**WHAT THE TASK ASKS:**
Consider the material that follows. How many of its lines contain "JSON"? Reply with the number alone.

====== DATA SUPPLIED

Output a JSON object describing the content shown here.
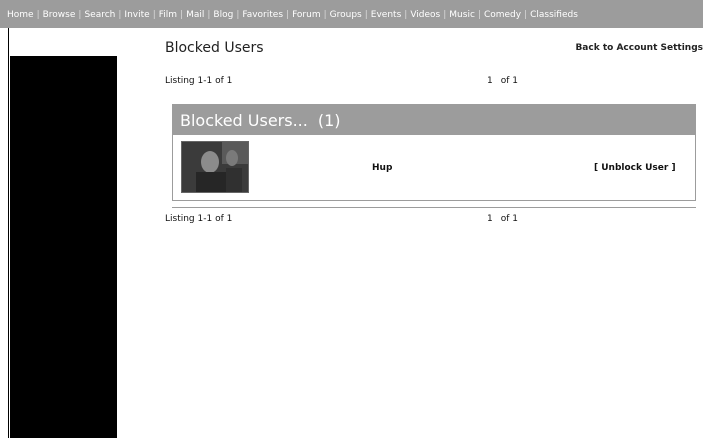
{
  "topnav": {
    "items": [
      "Home",
      "Browse",
      "Search",
      "Invite",
      "Film",
      "Mail",
      "Blog",
      "Favorites",
      "Forum",
      "Groups",
      "Events",
      "Videos",
      "Music",
      "Comedy",
      "Classifieds"
    ]
  },
  "page": {
    "title": "Blocked Users",
    "back_link": "Back to Account Settings"
  },
  "listing_top": {
    "text": "Listing 1-1 of 1",
    "page_num": "1",
    "page_of": "of 1"
  },
  "panel": {
    "header": "Blocked Users...",
    "count": "(1)"
  },
  "blocked_users": [
    {
      "username": "Hup",
      "action": "[ Unblock User ]"
    }
  ],
  "listing_bottom": {
    "text": "Listing 1-1 of 1",
    "page_num": "1",
    "page_of": "of 1"
  }
}
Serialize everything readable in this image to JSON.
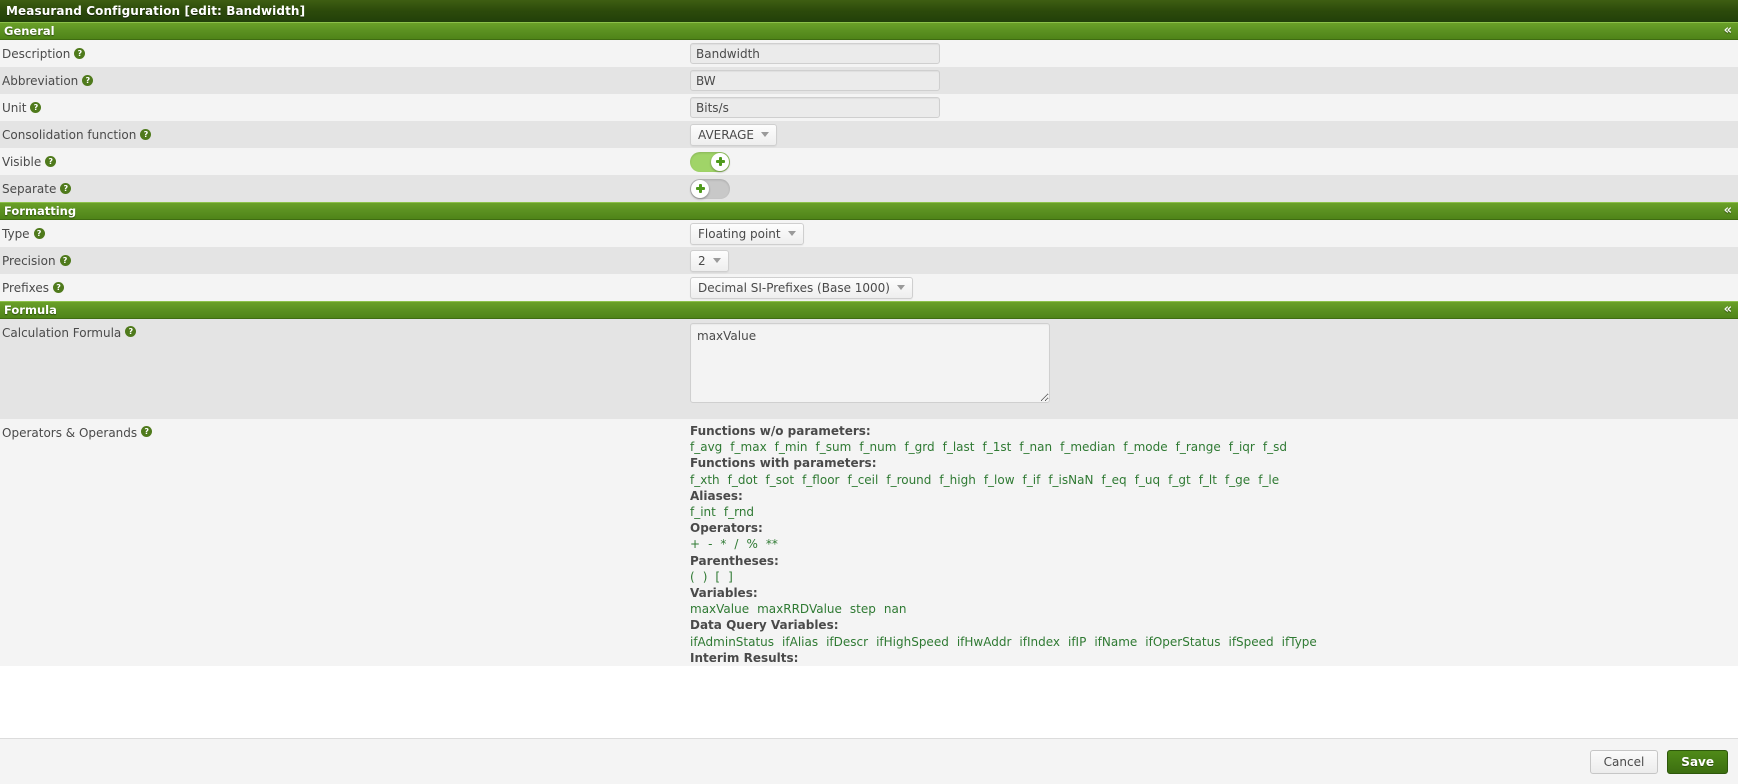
{
  "window": {
    "title": "Measurand Configuration [edit: Bandwidth]"
  },
  "sections": {
    "general": {
      "title": "General",
      "collapse_icon": "chevron-double-up"
    },
    "formatting": {
      "title": "Formatting",
      "collapse_icon": "chevron-double-up"
    },
    "formula": {
      "title": "Formula",
      "collapse_icon": "chevron-double-up"
    }
  },
  "fields": {
    "description": {
      "label": "Description",
      "value": "Bandwidth",
      "placeholder": ""
    },
    "abbreviation": {
      "label": "Abbreviation",
      "value": "BW",
      "placeholder": ""
    },
    "unit": {
      "label": "Unit",
      "value": "Bits/s",
      "placeholder": ""
    },
    "consolidation_function": {
      "label": "Consolidation function",
      "value": "AVERAGE"
    },
    "visible": {
      "label": "Visible",
      "state": "on"
    },
    "separate": {
      "label": "Separate",
      "state": "off"
    },
    "type": {
      "label": "Type",
      "value": "Floating point"
    },
    "precision": {
      "label": "Precision",
      "value": "2"
    },
    "prefixes": {
      "label": "Prefixes",
      "value": "Decimal SI-Prefixes (Base 1000)"
    },
    "calculation_formula": {
      "label": "Calculation Formula",
      "value": "maxValue"
    },
    "operators_operands": {
      "label": "Operators & Operands"
    }
  },
  "operators_operands": {
    "groups": [
      {
        "heading": "Functions w/o parameters:",
        "items": [
          "f_avg",
          "f_max",
          "f_min",
          "f_sum",
          "f_num",
          "f_grd",
          "f_last",
          "f_1st",
          "f_nan",
          "f_median",
          "f_mode",
          "f_range",
          "f_iqr",
          "f_sd"
        ]
      },
      {
        "heading": "Functions with parameters:",
        "items": [
          "f_xth",
          "f_dot",
          "f_sot",
          "f_floor",
          "f_ceil",
          "f_round",
          "f_high",
          "f_low",
          "f_if",
          "f_isNaN",
          "f_eq",
          "f_uq",
          "f_gt",
          "f_lt",
          "f_ge",
          "f_le"
        ]
      },
      {
        "heading": "Aliases:",
        "items": [
          "f_int",
          "f_rnd"
        ]
      },
      {
        "heading": "Operators:",
        "items": [
          "+",
          "-",
          "*",
          "/",
          "%",
          "**"
        ]
      },
      {
        "heading": "Parentheses:",
        "items": [
          "(",
          ")",
          "[",
          "]"
        ]
      },
      {
        "heading": "Variables:",
        "items": [
          "maxValue",
          "maxRRDValue",
          "step",
          "nan"
        ]
      },
      {
        "heading": "Data Query Variables:",
        "items": [
          "ifAdminStatus",
          "ifAlias",
          "ifDescr",
          "ifHighSpeed",
          "ifHwAddr",
          "ifIndex",
          "ifIP",
          "ifName",
          "ifOperStatus",
          "ifSpeed",
          "ifType"
        ]
      },
      {
        "heading": "Interim Results:",
        "items": []
      }
    ]
  },
  "footer": {
    "cancel_label": "Cancel",
    "save_label": "Save"
  },
  "colors": {
    "titlebar_dark_green": "#2c4a0b",
    "section_green": "#5d9322",
    "toggle_on_green": "#a0d468",
    "toggle_off_gray": "#c8c8c8",
    "link_green": "#2f7a33",
    "save_button_green": "#4f8a18"
  },
  "icons": {
    "help": "?",
    "collapse": "«"
  }
}
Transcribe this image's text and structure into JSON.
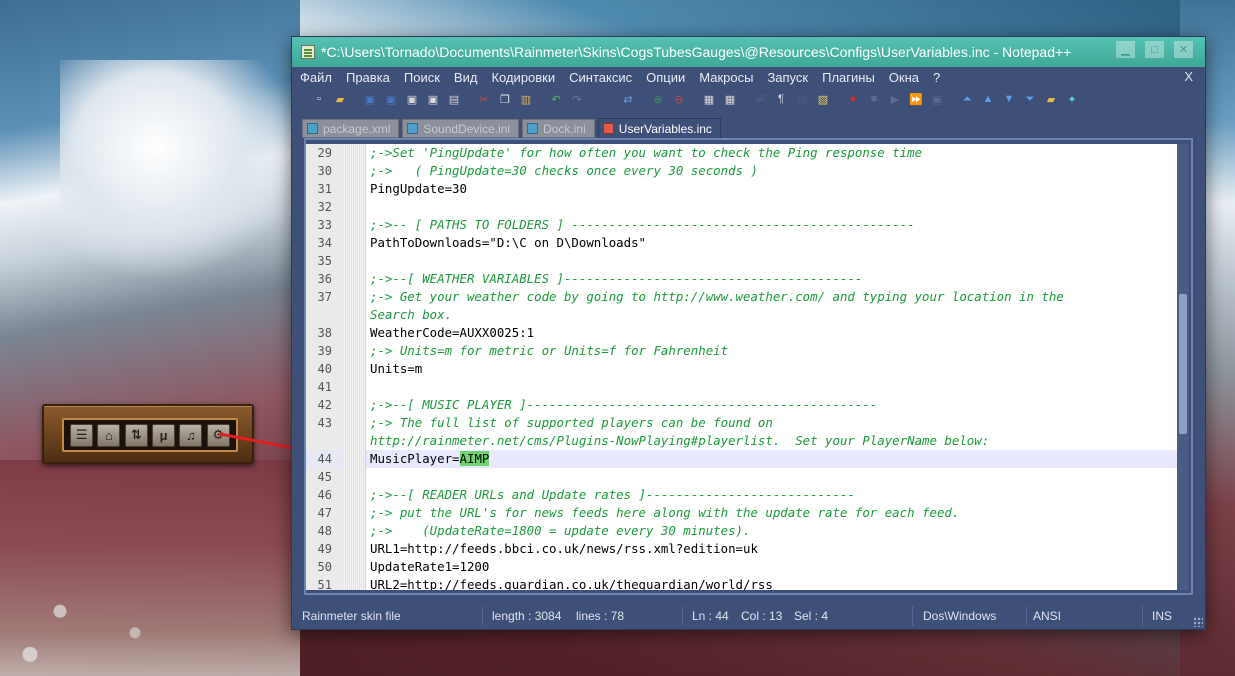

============

**YOUR RESPONSE:**
3